TO DO: Repeat every entry word for word; omit all pictures.

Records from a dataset
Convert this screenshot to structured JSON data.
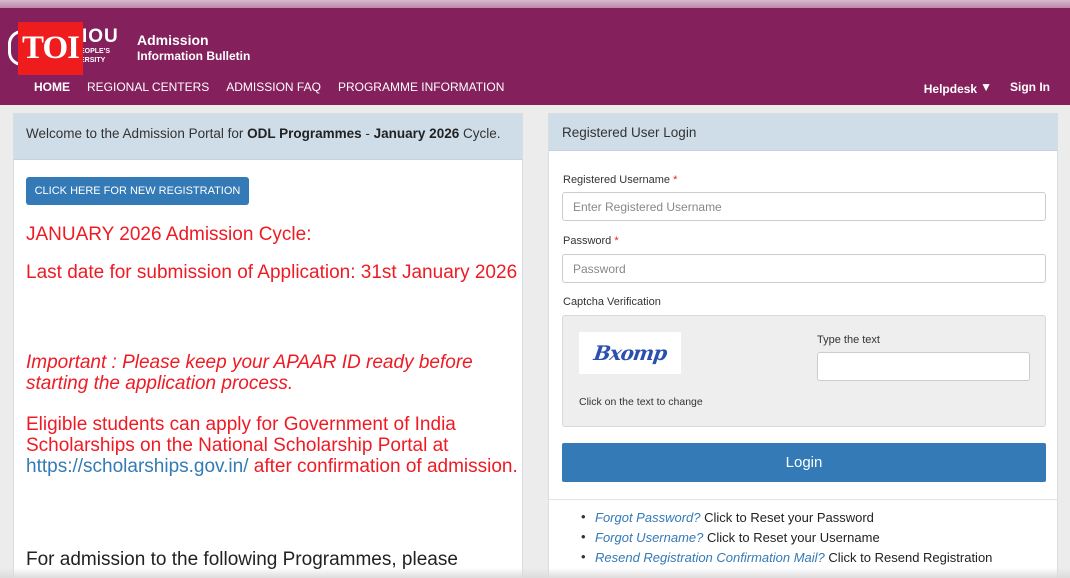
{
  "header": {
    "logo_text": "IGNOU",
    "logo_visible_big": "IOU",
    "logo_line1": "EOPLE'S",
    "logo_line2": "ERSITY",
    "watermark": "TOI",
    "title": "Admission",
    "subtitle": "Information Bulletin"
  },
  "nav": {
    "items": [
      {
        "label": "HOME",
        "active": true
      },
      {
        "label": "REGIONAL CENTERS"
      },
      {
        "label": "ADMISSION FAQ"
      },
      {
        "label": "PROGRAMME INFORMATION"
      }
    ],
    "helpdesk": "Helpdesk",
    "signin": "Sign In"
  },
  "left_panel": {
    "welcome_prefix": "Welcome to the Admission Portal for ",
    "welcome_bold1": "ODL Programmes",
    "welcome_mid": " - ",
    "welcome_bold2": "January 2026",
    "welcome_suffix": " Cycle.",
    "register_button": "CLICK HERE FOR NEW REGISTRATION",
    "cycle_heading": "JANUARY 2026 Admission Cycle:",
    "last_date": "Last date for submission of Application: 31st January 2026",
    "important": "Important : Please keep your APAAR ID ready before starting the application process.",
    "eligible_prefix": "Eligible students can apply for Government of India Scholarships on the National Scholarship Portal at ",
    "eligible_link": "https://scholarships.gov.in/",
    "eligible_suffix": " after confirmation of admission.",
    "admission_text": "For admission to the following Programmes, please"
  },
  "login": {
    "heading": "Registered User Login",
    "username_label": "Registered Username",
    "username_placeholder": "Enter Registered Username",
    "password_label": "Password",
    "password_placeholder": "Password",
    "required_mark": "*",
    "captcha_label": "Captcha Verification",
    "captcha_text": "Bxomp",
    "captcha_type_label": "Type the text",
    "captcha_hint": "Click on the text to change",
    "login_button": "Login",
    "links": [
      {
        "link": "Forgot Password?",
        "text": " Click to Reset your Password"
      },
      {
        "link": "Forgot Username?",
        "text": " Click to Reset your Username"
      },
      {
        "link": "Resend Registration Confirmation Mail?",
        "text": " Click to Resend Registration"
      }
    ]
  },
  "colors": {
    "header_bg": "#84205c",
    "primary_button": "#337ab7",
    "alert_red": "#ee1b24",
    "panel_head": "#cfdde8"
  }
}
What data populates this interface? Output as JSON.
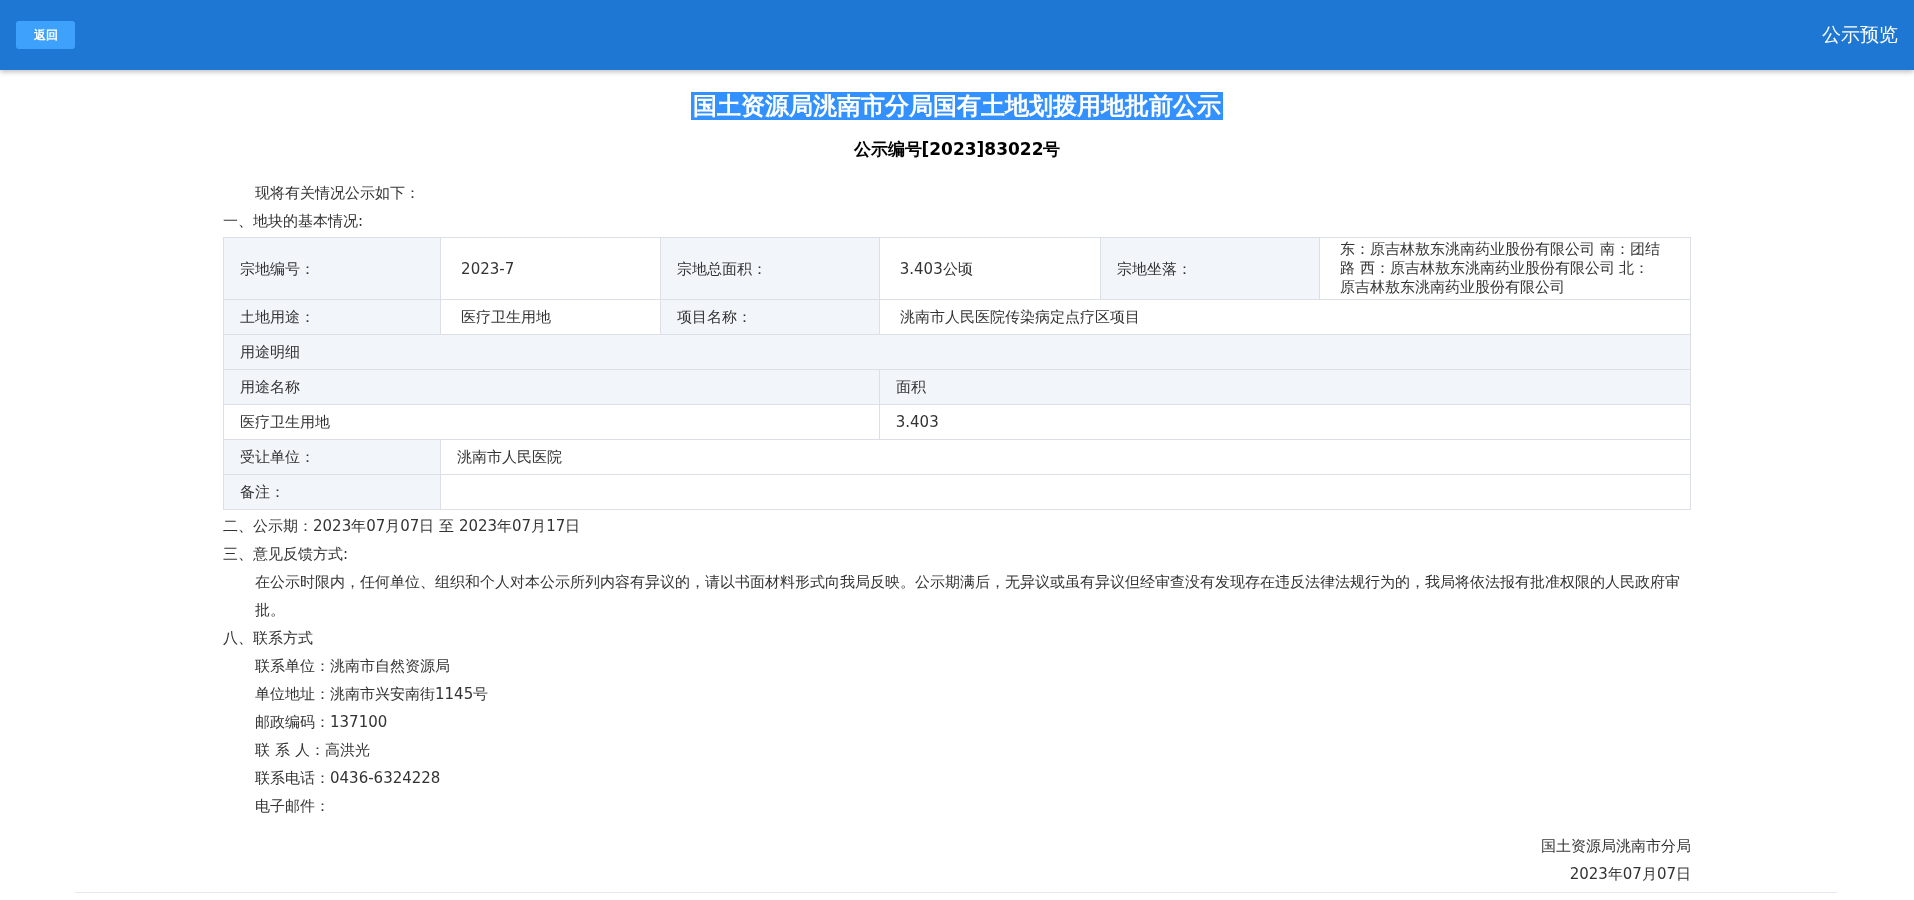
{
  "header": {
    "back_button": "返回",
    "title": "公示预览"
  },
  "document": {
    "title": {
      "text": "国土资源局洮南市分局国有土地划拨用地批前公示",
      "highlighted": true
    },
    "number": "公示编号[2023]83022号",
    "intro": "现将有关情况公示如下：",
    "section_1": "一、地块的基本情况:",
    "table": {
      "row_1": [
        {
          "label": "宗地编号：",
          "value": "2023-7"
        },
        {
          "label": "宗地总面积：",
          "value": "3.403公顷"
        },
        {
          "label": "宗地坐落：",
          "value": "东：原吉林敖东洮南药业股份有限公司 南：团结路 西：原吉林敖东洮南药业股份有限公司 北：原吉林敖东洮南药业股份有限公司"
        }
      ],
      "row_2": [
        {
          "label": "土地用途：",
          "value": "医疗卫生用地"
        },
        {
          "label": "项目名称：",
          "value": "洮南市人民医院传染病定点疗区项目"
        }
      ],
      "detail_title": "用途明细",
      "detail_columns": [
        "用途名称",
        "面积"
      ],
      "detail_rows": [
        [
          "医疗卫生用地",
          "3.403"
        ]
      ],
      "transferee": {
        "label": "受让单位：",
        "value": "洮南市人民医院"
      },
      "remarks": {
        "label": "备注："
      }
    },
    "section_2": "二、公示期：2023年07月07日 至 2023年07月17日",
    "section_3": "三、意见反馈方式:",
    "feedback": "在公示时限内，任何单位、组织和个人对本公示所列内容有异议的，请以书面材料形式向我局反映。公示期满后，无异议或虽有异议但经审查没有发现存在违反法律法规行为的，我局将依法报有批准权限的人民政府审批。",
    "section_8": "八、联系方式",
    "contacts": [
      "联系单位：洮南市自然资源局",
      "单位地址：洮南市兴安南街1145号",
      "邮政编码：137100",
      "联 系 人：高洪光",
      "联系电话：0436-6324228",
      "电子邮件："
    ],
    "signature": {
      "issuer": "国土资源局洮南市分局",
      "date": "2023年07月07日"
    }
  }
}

RESPONSE FOR THIS EXERCISE:
Convert this screenshot to structured JSON data.
{
  "header": {
    "logo_text": "IGNOU",
    "logo_visible_big": "IOU",
    "logo_line1": "EOPLE'S",
    "logo_line2": "ERSITY",
    "watermark": "TOI",
    "title": "Admission",
    "subtitle": "Information Bulletin"
  },
  "nav": {
    "items": [
      {
        "label": "HOME",
        "active": true
      },
      {
        "label": "REGIONAL CENTERS"
      },
      {
        "label": "ADMISSION FAQ"
      },
      {
        "label": "PROGRAMME INFORMATION"
      }
    ],
    "helpdesk": "Helpdesk",
    "signin": "Sign In"
  },
  "left_panel": {
    "welcome_prefix": "Welcome to the Admission Portal for ",
    "welcome_bold1": "ODL Programmes",
    "welcome_mid": " - ",
    "welcome_bold2": "January 2026",
    "welcome_suffix": " Cycle.",
    "register_button": "CLICK HERE FOR NEW REGISTRATION",
    "cycle_heading": "JANUARY 2026 Admission Cycle:",
    "last_date": "Last date for submission of Application: 31st January 2026",
    "important": "Important : Please keep your APAAR ID ready before starting the application process.",
    "eligible_prefix": "Eligible students can apply for Government of India Scholarships on the National Scholarship Portal at ",
    "eligible_link": "https://scholarships.gov.in/",
    "eligible_suffix": " after confirmation of admission.",
    "admission_text": "For admission to the following Programmes, please"
  },
  "login": {
    "heading": "Registered User Login",
    "username_label": "Registered Username",
    "username_placeholder": "Enter Registered Username",
    "password_label": "Password",
    "password_placeholder": "Password",
    "required_mark": "*",
    "captcha_label": "Captcha Verification",
    "captcha_text": "Bxomp",
    "captcha_type_label": "Type the text",
    "captcha_hint": "Click on the text to change",
    "login_button": "Login",
    "links": [
      {
        "link": "Forgot Password?",
        "text": " Click to Reset your Password"
      },
      {
        "link": "Forgot Username?",
        "text": " Click to Reset your Username"
      },
      {
        "link": "Resend Registration Confirmation Mail?",
        "text": " Click to Resend Registration"
      }
    ]
  },
  "colors": {
    "header_bg": "#84205c",
    "primary_button": "#337ab7",
    "alert_red": "#ee1b24",
    "panel_head": "#cfdde8"
  }
}
What data populates this interface? Output as JSON.
{
  "header": {
    "back_button": "返回",
    "title": "公示预览"
  },
  "document": {
    "title": {
      "text": "国土资源局洮南市分局国有土地划拨用地批前公示",
      "highlighted": true
    },
    "number": "公示编号[2023]83022号",
    "intro": "现将有关情况公示如下：",
    "section_1": "一、地块的基本情况:",
    "table": {
      "row_1": [
        {
          "label": "宗地编号：",
          "value": "2023-7"
        },
        {
          "label": "宗地总面积：",
          "value": "3.403公顷"
        },
        {
          "label": "宗地坐落：",
          "value": "东：原吉林敖东洮南药业股份有限公司 南：团结路 西：原吉林敖东洮南药业股份有限公司 北：原吉林敖东洮南药业股份有限公司"
        }
      ],
      "row_2": [
        {
          "label": "土地用途：",
          "value": "医疗卫生用地"
        },
        {
          "label": "项目名称：",
          "value": "洮南市人民医院传染病定点疗区项目"
        }
      ],
      "detail_title": "用途明细",
      "detail_columns": [
        "用途名称",
        "面积"
      ],
      "detail_rows": [
        [
          "医疗卫生用地",
          "3.403"
        ]
      ],
      "transferee": {
        "label": "受让单位：",
        "value": "洮南市人民医院"
      },
      "remarks": {
        "label": "备注："
      }
    },
    "section_2": "二、公示期：2023年07月07日 至 2023年07月17日",
    "section_3": "三、意见反馈方式:",
    "feedback": "在公示时限内，任何单位、组织和个人对本公示所列内容有异议的，请以书面材料形式向我局反映。公示期满后，无异议或虽有异议但经审查没有发现存在违反法律法规行为的，我局将依法报有批准权限的人民政府审批。",
    "section_8": "八、联系方式",
    "contacts": [
      "联系单位：洮南市自然资源局",
      "单位地址：洮南市兴安南街1145号",
      "邮政编码：137100",
      "联 系 人：高洪光",
      "联系电话：0436-6324228",
      "电子邮件："
    ],
    "signature": {
      "issuer": "国土资源局洮南市分局",
      "date": "2023年07月07日"
    }
  }
}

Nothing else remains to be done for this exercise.